Would You Eat a Lab-Grown Steak?
Students, philosophers, anthropologists, artists, and food scientists gathered to discuss the ethical, cultural, environmental, and practical implications of food grown at the cellular level in laboratories. It was an educational day that will set the direction for how the dialogue about the future of food might look.
The day we can grow a piece of meat in a petri dish, indistinguishable from a genuine piece of a cow’s thigh muscle, everything will change. And that day may come sooner than we think, thanks to researchers from CellFood Hub and the Department of Food Science at Aarhus University.
“We are driven by the circular. By growing cell-based food, we can save enormous resources compared to traditional livestock production and simultaneously recycle waste from existing agricultural processes. For example, blood from slaughtered animals, full of valuable nutrients, can be used in production instead of being wasted. It’s a circular process. That’s why we do it,” says Margrethe Therkildsen.

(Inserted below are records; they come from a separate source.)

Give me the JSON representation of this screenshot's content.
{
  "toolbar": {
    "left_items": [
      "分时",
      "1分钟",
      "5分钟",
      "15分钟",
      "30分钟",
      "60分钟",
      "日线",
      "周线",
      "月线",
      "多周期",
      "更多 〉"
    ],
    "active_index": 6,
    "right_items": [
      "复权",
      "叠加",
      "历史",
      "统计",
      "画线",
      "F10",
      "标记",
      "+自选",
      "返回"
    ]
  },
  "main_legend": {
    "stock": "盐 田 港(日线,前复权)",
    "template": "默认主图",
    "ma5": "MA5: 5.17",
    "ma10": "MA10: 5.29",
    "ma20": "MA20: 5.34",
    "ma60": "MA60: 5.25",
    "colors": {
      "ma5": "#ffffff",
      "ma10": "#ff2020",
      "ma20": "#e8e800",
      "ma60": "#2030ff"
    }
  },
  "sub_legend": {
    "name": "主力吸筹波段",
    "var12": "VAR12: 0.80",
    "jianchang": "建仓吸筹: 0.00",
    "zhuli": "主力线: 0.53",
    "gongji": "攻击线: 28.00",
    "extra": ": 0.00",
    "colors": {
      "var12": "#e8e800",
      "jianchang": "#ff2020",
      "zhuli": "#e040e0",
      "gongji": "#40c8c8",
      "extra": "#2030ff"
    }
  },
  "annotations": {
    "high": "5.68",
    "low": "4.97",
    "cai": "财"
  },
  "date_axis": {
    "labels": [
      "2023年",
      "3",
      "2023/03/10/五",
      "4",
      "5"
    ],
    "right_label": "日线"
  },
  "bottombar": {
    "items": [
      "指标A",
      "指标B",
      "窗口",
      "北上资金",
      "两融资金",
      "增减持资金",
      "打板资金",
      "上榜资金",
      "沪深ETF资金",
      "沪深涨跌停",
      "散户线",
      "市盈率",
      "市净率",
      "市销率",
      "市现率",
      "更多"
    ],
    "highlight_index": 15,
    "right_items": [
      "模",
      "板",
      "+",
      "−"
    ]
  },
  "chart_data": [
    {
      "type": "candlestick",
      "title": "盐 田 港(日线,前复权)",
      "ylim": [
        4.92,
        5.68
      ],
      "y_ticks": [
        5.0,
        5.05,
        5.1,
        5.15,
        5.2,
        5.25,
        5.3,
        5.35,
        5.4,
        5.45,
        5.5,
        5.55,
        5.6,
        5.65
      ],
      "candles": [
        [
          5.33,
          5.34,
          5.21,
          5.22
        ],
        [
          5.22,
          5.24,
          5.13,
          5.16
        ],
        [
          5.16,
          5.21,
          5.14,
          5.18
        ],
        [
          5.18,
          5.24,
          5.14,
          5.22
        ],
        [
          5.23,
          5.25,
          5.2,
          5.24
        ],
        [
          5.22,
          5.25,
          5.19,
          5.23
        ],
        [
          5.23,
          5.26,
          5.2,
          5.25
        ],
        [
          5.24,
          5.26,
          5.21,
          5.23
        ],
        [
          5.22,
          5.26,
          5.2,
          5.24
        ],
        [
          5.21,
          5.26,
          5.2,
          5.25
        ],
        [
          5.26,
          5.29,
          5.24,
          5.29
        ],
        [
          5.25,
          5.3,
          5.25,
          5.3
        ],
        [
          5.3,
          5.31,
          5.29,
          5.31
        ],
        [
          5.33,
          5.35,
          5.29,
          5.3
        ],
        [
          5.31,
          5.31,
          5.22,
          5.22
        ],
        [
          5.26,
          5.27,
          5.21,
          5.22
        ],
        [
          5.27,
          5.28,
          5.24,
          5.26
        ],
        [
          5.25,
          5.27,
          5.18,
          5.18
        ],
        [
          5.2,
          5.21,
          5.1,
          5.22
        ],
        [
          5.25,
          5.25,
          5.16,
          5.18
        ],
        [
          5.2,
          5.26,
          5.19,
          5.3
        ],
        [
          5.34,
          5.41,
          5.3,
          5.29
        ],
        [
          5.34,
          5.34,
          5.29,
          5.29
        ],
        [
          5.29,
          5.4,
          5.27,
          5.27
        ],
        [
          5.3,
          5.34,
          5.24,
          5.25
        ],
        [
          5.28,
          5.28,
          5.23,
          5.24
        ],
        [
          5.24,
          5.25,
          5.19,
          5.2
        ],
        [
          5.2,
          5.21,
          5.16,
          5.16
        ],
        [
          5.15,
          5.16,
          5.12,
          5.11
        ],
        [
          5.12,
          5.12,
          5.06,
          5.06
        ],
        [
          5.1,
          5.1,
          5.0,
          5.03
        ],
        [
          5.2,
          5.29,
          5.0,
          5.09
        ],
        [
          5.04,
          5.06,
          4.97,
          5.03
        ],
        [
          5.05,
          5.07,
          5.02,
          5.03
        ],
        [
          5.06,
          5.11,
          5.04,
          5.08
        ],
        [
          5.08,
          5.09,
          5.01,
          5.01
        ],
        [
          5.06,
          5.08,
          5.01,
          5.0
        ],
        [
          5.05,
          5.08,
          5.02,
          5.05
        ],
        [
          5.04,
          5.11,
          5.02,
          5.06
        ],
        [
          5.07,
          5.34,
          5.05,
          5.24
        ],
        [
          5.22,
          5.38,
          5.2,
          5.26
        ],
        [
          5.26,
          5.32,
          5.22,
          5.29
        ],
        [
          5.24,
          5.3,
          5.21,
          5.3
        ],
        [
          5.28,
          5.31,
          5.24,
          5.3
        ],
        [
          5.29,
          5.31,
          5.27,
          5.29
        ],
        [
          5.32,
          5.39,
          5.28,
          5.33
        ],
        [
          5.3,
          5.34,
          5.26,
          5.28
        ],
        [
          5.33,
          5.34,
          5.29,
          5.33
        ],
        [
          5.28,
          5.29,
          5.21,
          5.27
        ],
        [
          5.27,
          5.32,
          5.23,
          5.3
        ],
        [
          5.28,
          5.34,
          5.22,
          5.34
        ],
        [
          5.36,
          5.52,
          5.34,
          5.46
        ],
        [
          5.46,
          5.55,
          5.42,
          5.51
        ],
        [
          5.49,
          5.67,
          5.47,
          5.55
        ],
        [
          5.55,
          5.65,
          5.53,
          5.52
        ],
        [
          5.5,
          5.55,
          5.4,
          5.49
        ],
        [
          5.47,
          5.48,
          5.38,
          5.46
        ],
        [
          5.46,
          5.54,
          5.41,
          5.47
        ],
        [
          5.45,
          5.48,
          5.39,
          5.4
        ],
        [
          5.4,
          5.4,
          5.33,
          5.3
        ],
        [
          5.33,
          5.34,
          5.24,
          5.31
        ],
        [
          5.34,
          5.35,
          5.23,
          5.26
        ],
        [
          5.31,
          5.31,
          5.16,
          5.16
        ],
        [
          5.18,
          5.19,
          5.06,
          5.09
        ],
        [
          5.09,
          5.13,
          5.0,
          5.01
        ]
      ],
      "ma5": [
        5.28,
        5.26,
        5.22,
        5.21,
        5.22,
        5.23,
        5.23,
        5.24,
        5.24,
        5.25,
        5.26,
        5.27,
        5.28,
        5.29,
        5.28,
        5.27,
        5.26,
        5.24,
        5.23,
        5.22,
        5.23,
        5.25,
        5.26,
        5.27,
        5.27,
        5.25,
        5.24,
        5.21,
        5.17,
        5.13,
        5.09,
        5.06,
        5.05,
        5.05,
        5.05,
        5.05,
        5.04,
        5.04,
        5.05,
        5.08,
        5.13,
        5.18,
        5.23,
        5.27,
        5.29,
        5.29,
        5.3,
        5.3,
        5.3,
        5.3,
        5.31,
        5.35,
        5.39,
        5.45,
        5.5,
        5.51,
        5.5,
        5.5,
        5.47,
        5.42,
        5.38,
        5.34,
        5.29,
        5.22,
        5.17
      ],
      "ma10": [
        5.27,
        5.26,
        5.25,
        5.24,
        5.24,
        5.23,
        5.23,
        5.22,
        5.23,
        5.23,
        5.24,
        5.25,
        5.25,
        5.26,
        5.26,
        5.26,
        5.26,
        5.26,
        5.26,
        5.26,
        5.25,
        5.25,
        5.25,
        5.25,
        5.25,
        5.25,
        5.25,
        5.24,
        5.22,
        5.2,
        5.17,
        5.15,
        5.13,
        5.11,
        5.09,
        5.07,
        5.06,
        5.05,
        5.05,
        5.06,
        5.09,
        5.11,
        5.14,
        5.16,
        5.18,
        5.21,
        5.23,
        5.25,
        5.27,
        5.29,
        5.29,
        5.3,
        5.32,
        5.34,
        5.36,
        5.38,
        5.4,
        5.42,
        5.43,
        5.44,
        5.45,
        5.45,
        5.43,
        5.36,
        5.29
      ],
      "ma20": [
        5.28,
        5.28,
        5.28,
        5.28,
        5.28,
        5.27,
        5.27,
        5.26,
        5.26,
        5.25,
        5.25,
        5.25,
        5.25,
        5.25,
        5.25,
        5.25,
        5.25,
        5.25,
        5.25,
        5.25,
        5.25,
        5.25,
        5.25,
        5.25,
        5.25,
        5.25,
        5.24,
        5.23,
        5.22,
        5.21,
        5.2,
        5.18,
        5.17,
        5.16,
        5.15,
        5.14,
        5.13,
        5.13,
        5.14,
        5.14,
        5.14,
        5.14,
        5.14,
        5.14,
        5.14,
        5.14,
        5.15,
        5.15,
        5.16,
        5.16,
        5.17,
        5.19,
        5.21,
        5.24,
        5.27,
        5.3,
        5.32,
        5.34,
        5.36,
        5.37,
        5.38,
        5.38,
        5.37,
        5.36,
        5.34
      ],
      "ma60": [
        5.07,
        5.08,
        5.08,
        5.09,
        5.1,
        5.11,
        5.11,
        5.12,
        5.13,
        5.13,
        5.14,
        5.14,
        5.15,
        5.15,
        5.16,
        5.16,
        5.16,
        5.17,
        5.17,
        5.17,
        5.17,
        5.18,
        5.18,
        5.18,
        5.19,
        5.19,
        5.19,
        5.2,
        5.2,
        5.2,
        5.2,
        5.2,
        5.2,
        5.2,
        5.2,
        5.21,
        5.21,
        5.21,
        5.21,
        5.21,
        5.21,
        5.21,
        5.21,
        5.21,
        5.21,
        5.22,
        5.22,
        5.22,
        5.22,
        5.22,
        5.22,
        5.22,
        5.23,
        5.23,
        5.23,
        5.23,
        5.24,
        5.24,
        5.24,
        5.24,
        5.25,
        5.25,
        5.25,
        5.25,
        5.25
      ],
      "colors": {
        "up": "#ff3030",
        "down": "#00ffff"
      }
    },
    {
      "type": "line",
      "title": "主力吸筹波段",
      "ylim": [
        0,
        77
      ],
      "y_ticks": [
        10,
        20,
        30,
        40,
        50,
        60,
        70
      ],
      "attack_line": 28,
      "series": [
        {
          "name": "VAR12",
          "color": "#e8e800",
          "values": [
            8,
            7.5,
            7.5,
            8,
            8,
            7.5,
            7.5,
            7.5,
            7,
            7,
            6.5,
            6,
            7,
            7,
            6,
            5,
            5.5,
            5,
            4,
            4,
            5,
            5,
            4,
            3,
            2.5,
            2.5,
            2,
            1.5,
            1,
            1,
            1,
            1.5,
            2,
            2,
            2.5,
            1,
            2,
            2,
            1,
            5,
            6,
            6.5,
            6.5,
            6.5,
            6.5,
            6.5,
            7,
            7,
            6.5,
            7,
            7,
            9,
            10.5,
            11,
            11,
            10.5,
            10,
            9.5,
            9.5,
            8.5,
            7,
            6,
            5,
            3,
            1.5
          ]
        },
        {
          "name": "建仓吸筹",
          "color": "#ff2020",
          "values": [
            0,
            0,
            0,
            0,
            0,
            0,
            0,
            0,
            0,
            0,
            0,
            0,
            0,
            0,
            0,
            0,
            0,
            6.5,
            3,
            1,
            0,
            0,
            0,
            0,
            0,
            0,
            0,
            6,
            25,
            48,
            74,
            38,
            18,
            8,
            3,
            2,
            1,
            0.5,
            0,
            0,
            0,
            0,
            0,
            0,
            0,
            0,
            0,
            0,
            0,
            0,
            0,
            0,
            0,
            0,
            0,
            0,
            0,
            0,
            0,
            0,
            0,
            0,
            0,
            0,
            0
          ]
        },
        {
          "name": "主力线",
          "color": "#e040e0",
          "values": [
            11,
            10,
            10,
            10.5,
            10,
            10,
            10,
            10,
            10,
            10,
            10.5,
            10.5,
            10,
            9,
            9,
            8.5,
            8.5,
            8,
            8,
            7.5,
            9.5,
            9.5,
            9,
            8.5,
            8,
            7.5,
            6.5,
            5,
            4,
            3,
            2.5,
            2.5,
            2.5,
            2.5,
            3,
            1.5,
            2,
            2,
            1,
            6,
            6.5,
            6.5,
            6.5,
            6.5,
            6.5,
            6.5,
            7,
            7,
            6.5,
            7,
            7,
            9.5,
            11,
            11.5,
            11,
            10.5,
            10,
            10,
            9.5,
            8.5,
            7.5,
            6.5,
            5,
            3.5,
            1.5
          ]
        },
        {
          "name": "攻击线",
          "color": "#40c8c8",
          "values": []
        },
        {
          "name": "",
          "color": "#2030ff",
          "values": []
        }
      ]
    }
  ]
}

She is an agronomist and assistant professor at the Department of Food Science at Aarhus University, and as a researcher of meat production and quality, she is helping to develop lab-grown meat in the CellFood project.
Cell-based food grown in a laboratory can – and perhaps inevitably will – revolutionize food production while opening a Pandora's box of dilemmas and discussions about ethics, nature, culture, tradition, climate, animal welfare, economy, and sustainability.

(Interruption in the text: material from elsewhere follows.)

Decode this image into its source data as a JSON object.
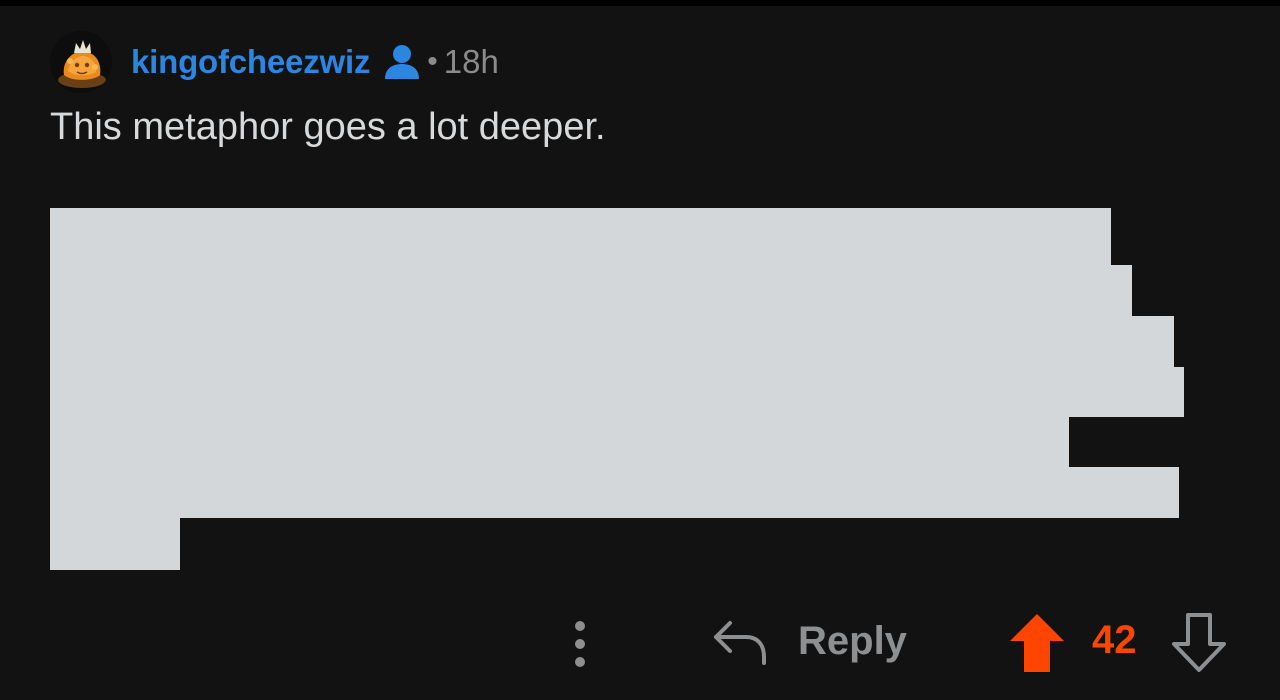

Thus, CellFood is proactively taking the first steps to initiate the dialogue about cell-based food.
Technology Opens Dilemmas
A group consisting of philosophers, anthropologists, and artists is mapping people's attitudes towards cell-based food while practicing how to best facilitate dialogue on the subject.
“There is a wide range of emotions people have about this topic. It's enthusiasm, skepticism, fascination, fear. There are many opinions, and we need to uncover them now,” says assistant professor Susanne Højlund, an anthropologist specializing in food culture.
She was one of the initiators behind a workshop for biologists, artists, philosophers, anthropologists, stakeholders from the food industry, and a large group of international students. They met recently to open the dialogue about cell-based food well before the product hits the supermarket shelves.
Philosophers Steen Brock and Kristian-Alberto Cobos presented the assembly with dilemmas around cell-based food. On one hand, the enormous potential to reduce animal suffering and the agricultural sector's climate footprint and strain on nature, and on the other hand, fear of the untested technology and concern over the cultural and spiritual effect of abandoning old agricultural traditions.
Afterward, the researchers and students were put in groups and had to prepare a meal using plant proteins mimicking meat – the lab meat is unfortunately not ready for the kitchen yet – while discussing food culture and emotions.
Meetings Open the Dialogue
It was an interesting meeting between disciplines, approaches and, not least, between people from all over the globe with vastly different cultural backgrounds and feelings about food and food production.
“I had never heard about cell-based food or lab meat before today. But if it can reduce the food industry's impact on nature, then I will definitely buy and eat it instead of regular meat. That's for sure,” says one of the workshop participants, Lara Bisaggio, from Brazil, studying Visual Arts at AU.
Lara Bisaggio's group consisted of students from Australia, Japan, and Belgium, and a Danish researcher – all with vastly different eating habits and attitudes towards food production. As hoped, personal perspectives came into play. The group's views on traditional livestock versus lab-grown meat, for example, were influenced by the fact that Lara Bisaggio comes from Brazil, where the traditional meat production's impact on nature is very tangible.
Here, invaluable nature is cleared every day to make way for grazing areas and for crops used as feed in pig and cattle production in countries like Denmark. Something the younger generation is ready to sacrifice a lot to stop.
“The younger generation is much more open to the new than the rest of us,” says assistant professor Margrethe Therkildsen while cooking with her group of international students.
“It’s such an important reflection to have. Conversations like the ones we have in this workshop don’t have much to do with my daily work with cell-based food. But it opens the mind to hear their thoughts and opinions and discuss them together. Otherwise, we walk around in our own professional or personal bubbles, and that just won’t do,” she says.